##### Records to use

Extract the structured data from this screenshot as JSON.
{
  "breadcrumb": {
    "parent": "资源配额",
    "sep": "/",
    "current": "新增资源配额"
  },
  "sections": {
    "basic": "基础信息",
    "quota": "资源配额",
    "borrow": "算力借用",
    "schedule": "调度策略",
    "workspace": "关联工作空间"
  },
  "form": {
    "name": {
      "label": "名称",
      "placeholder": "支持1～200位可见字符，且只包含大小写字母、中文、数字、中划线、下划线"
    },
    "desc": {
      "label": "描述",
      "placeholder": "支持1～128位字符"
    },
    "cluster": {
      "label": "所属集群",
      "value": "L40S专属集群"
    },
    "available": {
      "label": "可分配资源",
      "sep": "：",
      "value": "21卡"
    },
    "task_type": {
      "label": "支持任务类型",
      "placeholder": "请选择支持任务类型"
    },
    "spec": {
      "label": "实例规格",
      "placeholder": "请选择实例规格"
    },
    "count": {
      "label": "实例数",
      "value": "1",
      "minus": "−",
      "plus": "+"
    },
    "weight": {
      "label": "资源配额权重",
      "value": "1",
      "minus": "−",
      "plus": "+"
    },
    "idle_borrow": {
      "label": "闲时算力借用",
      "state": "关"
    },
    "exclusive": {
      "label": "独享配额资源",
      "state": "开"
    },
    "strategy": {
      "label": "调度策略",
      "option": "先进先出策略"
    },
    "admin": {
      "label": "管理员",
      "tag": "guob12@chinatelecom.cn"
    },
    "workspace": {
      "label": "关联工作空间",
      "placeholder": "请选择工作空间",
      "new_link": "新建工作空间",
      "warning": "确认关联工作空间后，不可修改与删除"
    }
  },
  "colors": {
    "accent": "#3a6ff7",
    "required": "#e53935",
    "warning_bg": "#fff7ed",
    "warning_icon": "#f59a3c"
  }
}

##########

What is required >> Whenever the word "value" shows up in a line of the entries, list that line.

Exercise response >>
      "value": "L40S专属集群"
      "value": "21卡"
      "value": "1",
      "value": "1",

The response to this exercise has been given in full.